Lécaillon believes that we used to think man was above nature, now we need think that man is a part of it – “in the fields and in wine.” “We are a generation that can write a new chapter working and adapting to climate change.” To do this he believes that the art of blending and craftsmanship will become key again as will innovative techniques –embracing not fighting the environment.
Before the tasting began he promised that his wines will be fresher, more balanced, more complex and, overall, more ‘delicious’, explaining that there is a new freshness, not from the acidity but an “aromatic brightness” and “ripe bitterness”, with more intensity of fruit, texture and layers.
So how did the Louis Roederer Collection 244 MV taste?
The new wine was shown against every Collection made, with Louis Roederer Collection 242, based on the 2017 vintage, the first to have an official release.
Louis Roederer Collection 238 MV (2013)
White chocolate and white truffle brioche, lime curd, coffee extract, bright, mouth-filling citrus freshness, pink grapefruit, (very similar to an aged Brut Premier) sweet malo flavours – large round and creamy with some acidity.
Louis Roederer Collection 239 MV experimental (2014)
Full, fruit-forward then reductive on palate, opens up to give a refined balance, textured and starts to evolve leaving a delicate refined palate with bright citrus/lime on the finish, still creamy but there is a lovely freshness here.
Louis Roederer Collection 240 MV (2015)
Beautiful, bright, fresh, clean, glowing, bright, delicate toasty brioche; the balance and deliciousness is perfect – tiny bubbles of citrus freshness, this has aged perfectly.
Louis Roederer Collection 241 MV (2016) released in magnum and jeroboam only
Balanced, pure, focused, lovely concentration, but lightness to touch, then the complexity on the mid-palate, white nuts, elegant, textured, long luscious finish.
Louis Roederer Collection 242 MV (2017) – 1st official release
Nature was not good and this was a challenging vintage – fast and furious.

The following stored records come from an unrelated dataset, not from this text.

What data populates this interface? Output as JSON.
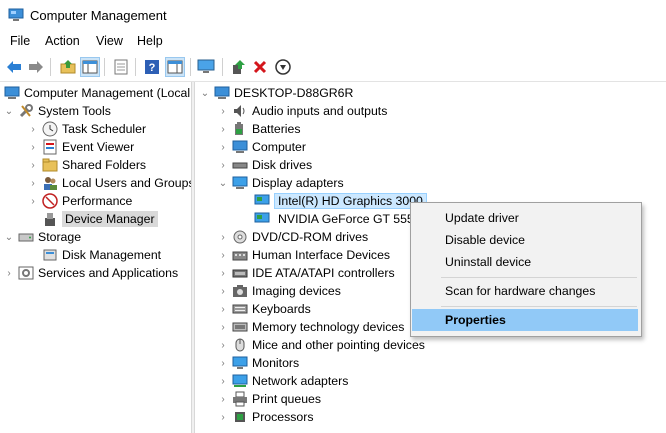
{
  "window": {
    "title": "Computer Management"
  },
  "menu": [
    "File",
    "Action",
    "View",
    "Help"
  ],
  "toolbar": {
    "icons": [
      "back-icon",
      "forward-icon",
      "up-folder-icon",
      "show-hide-tree-icon",
      "export-list-icon",
      "help-icon",
      "action-pane-icon",
      "monitor-icon",
      "update-driver-icon",
      "uninstall-icon",
      "disable-device-icon"
    ]
  },
  "left_tree": {
    "root": "Computer Management (Local",
    "system_tools": "System Tools",
    "task_scheduler": "Task Scheduler",
    "event_viewer": "Event Viewer",
    "shared_folders": "Shared Folders",
    "local_users": "Local Users and Groups",
    "performance": "Performance",
    "device_manager": "Device Manager",
    "storage": "Storage",
    "disk_management": "Disk Management",
    "services": "Services and Applications"
  },
  "device_tree": {
    "root": "DESKTOP-D88GR6R",
    "items": [
      "Audio inputs and outputs",
      "Batteries",
      "Computer",
      "Disk drives",
      "Display adapters",
      "Intel(R) HD Graphics 3000",
      "NVIDIA GeForce GT 555M",
      "DVD/CD-ROM drives",
      "Human Interface Devices",
      "IDE ATA/ATAPI controllers",
      "Imaging devices",
      "Keyboards",
      "Memory technology devices",
      "Mice and other pointing devices",
      "Monitors",
      "Network adapters",
      "Print queues",
      "Processors"
    ]
  },
  "context_menu": {
    "update_driver": "Update driver",
    "disable_device": "Disable device",
    "uninstall_device": "Uninstall device",
    "scan_changes": "Scan for hardware changes",
    "properties": "Properties"
  },
  "colors": {
    "accent": "#91c9f7",
    "selection": "#cce8ff"
  }
}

Older vintage reserve wines certainly helped here, this is more aromatic than fruity, honey and smoky, hints of white chocolate. Evolves well on the palate, needs food.
Louis Roederer Collection 243 MV (2018)
Fresh, focused, bright, peeled stoned fruit, chalky, creamy brioche, delicate notes, lovely focus and mouthfeel, with some herbaceous, delicate floral notes – think fresh herb flowers and wild meadows.
Louis Roederer Collection 244 MV (2019)
Expressive on the first taste – delicate ‘Pear William’, white nectarines – the purity and freshness is immense with a fine dusting of chalk. The elegance and precision is stunning, lemon meringue, an outstanding wine.
We also tasted a range of Cristal
Louis Roederer Cristal 2015
Delicate, refined but full of flavour, bright freshness with a lovely purity, a hint of mineral notes, with a background of lovely citrus acidity, (more classic like ‘08, also a ripe year). The salty finish is a classic Cristal style, the chalky nature of the soil with a low pH. The mouthfeel is immense, stunning, with a bright twinkle on the end – fresh but with that talc/chalk creamy feel -(the barrels are very lightly toasted, searching for the mineral salty saline feel). Salivating.
Louis Roederer Cristal Rose 2014
Savoury and red-fruited, cherries and redcurrants, mirabelle, spice, alive, mouth-filling excitement, flavours dance on the palate, beautiful finish, moreish, raspberry perfume lovely concentration, hints of toastiness, quince, rhubarb, purity,focused… Wow!